- **PROBLEM REQUIREMENTS**
Return all lines from the entries below in which the word "Coming" is present.

- **DATA FOR ANALYSIS**
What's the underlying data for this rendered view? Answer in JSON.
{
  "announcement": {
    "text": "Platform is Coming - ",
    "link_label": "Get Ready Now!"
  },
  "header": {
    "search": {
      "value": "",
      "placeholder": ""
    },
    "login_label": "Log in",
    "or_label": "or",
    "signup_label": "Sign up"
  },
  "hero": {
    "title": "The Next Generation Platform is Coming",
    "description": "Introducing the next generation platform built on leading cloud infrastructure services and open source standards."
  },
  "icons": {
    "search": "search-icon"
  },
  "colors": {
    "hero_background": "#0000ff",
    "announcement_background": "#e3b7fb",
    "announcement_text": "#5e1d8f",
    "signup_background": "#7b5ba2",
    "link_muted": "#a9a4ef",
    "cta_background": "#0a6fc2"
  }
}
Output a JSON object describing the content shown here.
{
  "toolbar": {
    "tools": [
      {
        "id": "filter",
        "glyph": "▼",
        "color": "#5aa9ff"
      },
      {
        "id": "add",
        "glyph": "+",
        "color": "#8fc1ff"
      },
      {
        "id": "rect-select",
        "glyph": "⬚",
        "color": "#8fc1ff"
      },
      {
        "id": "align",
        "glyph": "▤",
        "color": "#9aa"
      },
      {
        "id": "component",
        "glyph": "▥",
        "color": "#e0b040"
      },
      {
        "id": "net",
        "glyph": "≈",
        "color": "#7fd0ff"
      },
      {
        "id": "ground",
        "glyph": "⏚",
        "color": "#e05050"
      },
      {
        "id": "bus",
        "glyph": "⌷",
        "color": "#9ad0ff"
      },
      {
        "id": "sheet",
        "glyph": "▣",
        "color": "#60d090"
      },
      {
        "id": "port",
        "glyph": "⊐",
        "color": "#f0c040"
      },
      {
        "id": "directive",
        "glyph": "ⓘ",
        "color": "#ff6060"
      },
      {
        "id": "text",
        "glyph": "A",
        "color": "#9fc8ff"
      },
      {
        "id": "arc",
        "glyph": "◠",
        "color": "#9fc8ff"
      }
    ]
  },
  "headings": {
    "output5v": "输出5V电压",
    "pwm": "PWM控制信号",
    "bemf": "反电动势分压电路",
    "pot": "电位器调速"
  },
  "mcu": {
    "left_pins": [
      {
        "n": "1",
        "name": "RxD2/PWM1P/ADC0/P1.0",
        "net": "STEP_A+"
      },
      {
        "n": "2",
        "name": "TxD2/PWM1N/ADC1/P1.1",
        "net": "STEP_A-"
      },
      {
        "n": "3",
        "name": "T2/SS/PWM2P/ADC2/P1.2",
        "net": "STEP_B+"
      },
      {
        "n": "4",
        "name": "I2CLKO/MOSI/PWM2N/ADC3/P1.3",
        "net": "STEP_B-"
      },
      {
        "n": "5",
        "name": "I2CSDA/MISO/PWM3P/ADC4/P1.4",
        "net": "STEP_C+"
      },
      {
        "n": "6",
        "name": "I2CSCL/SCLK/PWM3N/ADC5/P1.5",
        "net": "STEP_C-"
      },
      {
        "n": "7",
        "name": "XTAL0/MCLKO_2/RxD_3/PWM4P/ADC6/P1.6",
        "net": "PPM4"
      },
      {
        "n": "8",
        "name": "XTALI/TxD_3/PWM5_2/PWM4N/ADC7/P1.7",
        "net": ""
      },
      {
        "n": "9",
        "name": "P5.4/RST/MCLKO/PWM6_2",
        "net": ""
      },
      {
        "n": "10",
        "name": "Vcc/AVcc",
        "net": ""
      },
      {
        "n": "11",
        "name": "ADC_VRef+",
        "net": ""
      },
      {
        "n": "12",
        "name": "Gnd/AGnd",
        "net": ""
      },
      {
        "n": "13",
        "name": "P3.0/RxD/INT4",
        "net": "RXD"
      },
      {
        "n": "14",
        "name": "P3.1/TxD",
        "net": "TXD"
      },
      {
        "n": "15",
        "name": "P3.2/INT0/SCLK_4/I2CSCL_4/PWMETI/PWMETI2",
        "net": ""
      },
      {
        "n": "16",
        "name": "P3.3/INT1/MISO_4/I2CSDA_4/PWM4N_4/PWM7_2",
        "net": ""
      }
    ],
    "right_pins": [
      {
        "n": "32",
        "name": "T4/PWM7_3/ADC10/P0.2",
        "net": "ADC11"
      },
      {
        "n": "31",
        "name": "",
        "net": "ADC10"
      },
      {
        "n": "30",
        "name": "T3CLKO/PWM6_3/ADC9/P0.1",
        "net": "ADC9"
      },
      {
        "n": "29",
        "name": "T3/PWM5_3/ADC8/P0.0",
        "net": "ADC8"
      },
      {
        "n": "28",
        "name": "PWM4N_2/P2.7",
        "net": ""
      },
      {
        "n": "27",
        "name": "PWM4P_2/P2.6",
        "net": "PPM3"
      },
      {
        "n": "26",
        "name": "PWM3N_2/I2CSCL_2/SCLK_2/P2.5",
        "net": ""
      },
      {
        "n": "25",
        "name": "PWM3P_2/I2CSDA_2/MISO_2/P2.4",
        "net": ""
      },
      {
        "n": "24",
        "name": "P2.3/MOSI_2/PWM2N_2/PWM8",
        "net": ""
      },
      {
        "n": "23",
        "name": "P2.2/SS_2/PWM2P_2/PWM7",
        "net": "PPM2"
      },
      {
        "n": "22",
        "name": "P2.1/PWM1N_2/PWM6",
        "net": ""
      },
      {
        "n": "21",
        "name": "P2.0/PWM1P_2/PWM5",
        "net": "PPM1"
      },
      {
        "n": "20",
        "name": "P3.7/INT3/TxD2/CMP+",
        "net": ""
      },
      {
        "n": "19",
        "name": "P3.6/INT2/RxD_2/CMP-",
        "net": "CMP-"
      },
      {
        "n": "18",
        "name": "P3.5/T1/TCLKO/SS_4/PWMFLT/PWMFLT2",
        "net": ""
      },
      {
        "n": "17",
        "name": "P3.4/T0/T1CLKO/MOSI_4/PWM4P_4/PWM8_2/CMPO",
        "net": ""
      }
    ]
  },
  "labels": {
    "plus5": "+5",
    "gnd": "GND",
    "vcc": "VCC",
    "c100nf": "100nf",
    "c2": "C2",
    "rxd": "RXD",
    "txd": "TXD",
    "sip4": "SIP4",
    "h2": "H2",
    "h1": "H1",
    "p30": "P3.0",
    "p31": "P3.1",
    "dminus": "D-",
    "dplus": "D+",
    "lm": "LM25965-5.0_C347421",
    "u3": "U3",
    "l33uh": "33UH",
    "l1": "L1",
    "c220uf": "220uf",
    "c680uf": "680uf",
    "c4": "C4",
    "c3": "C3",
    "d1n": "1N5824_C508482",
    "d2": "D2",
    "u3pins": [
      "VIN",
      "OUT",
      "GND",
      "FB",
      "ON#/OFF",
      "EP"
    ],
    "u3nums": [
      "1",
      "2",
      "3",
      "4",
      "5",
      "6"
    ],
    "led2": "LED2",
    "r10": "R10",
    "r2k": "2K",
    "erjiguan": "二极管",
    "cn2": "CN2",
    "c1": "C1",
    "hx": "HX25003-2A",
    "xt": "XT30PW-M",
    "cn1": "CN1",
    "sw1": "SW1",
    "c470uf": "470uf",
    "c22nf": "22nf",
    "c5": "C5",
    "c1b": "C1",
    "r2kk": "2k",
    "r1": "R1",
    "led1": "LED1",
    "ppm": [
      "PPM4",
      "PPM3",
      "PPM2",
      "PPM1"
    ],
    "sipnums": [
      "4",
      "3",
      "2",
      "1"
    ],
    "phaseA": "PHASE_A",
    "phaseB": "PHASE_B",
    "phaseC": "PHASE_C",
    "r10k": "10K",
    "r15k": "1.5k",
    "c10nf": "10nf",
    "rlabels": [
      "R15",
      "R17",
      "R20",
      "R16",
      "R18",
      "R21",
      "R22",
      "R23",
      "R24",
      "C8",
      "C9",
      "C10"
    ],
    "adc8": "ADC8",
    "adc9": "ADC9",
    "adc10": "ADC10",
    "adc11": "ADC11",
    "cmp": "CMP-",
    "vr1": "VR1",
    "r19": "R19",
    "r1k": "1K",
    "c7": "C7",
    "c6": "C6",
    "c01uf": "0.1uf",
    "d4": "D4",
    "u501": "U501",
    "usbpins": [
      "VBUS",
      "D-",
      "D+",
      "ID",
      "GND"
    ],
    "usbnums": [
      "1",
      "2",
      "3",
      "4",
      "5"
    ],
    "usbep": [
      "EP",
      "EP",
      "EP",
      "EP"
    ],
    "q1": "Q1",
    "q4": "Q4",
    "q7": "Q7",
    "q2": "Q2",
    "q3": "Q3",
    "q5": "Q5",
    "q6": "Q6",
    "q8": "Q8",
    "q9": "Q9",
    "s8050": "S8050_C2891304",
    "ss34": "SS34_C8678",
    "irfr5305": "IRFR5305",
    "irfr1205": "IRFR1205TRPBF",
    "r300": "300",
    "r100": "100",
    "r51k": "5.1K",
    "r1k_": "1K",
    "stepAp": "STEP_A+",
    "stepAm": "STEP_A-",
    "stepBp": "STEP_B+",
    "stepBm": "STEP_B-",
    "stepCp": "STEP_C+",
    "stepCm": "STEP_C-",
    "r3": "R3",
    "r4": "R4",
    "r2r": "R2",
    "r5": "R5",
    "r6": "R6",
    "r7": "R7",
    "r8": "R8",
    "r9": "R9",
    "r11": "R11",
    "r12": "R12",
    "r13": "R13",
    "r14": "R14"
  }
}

- **OUTPUT OF THE EXERCISE**
    "text": "Platform is Coming - ",
    "title": "The Next Generation Platform is Coming",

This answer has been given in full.